Last Updated on
Spätzle in Swabian (a dialect of German) literally means “little sparrows”. Spaetzle
These egg noodles are between pasta that you are used to and dumplings found in chicken and dumplings.
If you choose to use a ricer to pipe the noodles, check this one out. However, you can use a plastic baggie to pipe out the noodles, too. Just poke small holes in one corner.
If you’re looking for traditional, American egg noodles, check out this raved-about recipe for Gluten Free Egg Noodles that can withstand reheating even in soup.
Gluten Free Spaetzle or Käsespätzle
- 1/2 cup + 2 tablespoons potato starch (or more cornstarch) (or lastly arrowroot powder)
- 1/2 cup + 2 tablespoons cornstarch (or tapioca flour)
- 5-1/3 teaspoons xanthan gum
- 1/4 teaspoon salt plus 1/2 teaspoon more for cooking
- 4 large eggs at room temperature
- 4-1/2 teaspoons neutral-flavored oil plus more for boiling
- 1/4 cup milk of choice*
- 1-1/4 cups potato starch
- 1-1/4 cups cornstarch
- 3-1/2 tablespoons xanthan gum
- 1/2 teaspoon salt plus more for cooking
- 8 large eggs at room temperature
- 3 tablespoons neutral-flavored oil plus more for boiling
- 1/2 cup milk of choice*
- 2-3 tablespoons butter (or dairy-free margarine)
- 1 medium to large yellow onion thinly (optional)
- 1-1/2 cups shredded cheese of choice (dairy-free if needed) (optional)
Bring a large pot of water to a boil with 1/2 teaspoon oil and a splash of oil. (Use a pot with plenty of extra room as the noodles swell up about 4 times their size.)
In a medium to large sized bowl, whisk together all of the dry ingredients.

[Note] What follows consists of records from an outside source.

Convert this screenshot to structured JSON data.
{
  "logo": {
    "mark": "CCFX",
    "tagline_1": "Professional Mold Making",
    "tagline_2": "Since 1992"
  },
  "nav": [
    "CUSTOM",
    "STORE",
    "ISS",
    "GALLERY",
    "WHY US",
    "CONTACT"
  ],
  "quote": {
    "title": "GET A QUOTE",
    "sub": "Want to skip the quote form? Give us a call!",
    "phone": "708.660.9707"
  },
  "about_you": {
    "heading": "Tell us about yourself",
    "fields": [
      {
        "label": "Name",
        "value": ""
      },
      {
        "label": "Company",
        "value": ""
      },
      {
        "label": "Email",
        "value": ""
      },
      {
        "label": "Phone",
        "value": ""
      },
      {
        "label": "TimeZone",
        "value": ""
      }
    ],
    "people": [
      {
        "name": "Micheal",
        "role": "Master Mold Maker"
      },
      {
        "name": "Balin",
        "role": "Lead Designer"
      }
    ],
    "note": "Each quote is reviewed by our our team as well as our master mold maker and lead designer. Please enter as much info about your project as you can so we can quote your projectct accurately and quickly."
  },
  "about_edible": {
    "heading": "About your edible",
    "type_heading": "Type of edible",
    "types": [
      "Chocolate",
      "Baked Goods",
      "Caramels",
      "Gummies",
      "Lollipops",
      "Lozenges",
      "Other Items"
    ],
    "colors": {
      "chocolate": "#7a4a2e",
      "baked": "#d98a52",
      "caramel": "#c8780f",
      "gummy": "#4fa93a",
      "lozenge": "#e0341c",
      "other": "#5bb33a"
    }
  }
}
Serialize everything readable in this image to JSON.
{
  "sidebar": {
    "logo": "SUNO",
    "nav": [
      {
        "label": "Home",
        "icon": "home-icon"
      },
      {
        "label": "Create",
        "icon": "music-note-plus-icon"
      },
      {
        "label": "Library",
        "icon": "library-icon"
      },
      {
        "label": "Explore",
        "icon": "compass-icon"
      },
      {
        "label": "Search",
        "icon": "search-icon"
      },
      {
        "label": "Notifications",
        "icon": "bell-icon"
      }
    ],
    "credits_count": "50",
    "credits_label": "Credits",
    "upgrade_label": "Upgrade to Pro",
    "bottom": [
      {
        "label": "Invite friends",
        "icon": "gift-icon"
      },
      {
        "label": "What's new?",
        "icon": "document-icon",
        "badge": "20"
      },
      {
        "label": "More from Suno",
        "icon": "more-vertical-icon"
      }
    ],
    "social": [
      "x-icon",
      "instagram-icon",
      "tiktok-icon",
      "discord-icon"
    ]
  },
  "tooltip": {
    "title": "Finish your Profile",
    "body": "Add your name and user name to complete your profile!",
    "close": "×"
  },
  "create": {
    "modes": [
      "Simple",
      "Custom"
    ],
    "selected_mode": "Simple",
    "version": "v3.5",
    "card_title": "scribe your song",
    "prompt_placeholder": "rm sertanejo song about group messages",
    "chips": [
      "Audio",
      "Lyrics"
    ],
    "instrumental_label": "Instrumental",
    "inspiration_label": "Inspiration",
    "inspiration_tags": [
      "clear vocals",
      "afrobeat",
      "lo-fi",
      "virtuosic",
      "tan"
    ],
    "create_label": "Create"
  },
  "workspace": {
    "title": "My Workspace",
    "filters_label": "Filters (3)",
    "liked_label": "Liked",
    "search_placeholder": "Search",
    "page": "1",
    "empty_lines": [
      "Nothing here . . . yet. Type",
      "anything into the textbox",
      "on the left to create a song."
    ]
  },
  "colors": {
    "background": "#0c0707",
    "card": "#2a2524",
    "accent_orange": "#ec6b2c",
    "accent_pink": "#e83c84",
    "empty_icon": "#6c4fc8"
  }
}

In a separate, smaller bowl, whisk together the remaining wet ingredients.
Create a well in the center of the dry ingredients and slowly add some of the wet mixture. Stir using a wooden spoon, just wide enough to pick up some of the flour on the sides of the bowl each time you pass the sides of the bowl. When that is incorporated, add a little more wet mixture. Continue until all of the wet mixture is added to the dry ingredient bowl. Be sure to continue to stir and mash any lumps.
Oil either the inside of a ricer (see above link) or a quart-size zipper storage/freezer bag with several small holes within about 2-inches from one of the corner. Scoop the dough into the corner of the bag or about one-third of the dough at a time into the ricer, depending upon its size. Squeeze into steadily, low boiling water and slice off every inch or so. However, you can make long strips if you’d like. Boil 5 – 8 minutes or until your desired tenderness.

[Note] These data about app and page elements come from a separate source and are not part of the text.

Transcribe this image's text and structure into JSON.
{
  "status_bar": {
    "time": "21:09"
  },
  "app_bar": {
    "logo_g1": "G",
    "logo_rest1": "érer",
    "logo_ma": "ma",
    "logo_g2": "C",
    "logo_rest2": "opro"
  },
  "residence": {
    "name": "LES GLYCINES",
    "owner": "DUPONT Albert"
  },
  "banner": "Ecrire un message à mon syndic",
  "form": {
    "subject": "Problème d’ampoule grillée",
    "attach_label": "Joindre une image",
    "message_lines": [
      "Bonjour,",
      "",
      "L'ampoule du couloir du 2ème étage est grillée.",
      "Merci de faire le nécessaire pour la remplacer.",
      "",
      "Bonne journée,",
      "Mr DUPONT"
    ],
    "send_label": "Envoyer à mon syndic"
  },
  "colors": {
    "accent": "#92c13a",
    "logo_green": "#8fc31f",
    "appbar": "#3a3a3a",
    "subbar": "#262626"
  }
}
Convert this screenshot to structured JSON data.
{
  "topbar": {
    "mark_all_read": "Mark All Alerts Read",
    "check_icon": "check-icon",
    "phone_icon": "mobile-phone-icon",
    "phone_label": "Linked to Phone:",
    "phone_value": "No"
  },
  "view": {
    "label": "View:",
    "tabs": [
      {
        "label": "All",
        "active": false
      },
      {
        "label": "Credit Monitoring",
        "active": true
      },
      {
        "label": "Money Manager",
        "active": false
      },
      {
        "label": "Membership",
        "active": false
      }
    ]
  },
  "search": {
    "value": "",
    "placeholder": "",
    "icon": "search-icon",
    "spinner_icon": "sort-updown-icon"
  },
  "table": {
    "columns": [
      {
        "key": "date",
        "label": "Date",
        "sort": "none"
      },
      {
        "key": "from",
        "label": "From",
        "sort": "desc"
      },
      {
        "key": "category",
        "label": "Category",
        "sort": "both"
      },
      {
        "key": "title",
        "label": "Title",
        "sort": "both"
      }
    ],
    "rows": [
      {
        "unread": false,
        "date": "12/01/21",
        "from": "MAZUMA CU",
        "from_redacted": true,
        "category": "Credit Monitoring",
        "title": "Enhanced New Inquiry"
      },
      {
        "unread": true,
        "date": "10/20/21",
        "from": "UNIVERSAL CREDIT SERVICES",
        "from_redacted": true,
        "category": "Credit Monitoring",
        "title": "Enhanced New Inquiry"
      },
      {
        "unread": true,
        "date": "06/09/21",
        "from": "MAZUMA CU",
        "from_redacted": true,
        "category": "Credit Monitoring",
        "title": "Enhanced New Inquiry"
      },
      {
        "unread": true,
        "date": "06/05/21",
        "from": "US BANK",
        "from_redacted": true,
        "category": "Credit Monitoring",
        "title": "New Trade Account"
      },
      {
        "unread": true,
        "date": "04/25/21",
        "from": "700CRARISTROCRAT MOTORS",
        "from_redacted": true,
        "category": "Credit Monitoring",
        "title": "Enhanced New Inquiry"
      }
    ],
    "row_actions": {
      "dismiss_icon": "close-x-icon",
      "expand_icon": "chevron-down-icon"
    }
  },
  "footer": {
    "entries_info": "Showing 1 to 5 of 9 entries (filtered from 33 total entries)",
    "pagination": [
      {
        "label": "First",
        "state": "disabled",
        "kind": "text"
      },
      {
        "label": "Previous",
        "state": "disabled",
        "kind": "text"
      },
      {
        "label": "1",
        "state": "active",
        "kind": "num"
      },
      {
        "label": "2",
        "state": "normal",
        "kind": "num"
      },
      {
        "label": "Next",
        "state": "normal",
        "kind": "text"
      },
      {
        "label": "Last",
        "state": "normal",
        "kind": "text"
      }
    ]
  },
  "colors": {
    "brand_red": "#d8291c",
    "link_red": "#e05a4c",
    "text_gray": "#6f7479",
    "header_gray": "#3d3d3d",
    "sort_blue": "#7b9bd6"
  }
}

Run cold water into the pasta pan, drain, and rinse thoroughly with additional cold water.
To make the recipe seen in the photo, sauté 1 large, thinly sliced yellow onion in 1 tablespoon butter and 1 tablespoon oil over medium heat for about 30 minutes or until golden. Add the pasta (rinse again if it is sticking together), saute until thoroughly heated through. Sprinkle the top with shredded cheese(s) of choice, cover, and allow to melt. Serve immediately as a side dish with your favorite protein.
*If using non-fat milk or rice milk, any milk that doesn’t contain much fat, consider using 3 parts milk plus additional oil, egg yolk, or even full-fat canned coconut milk. That’s what I used.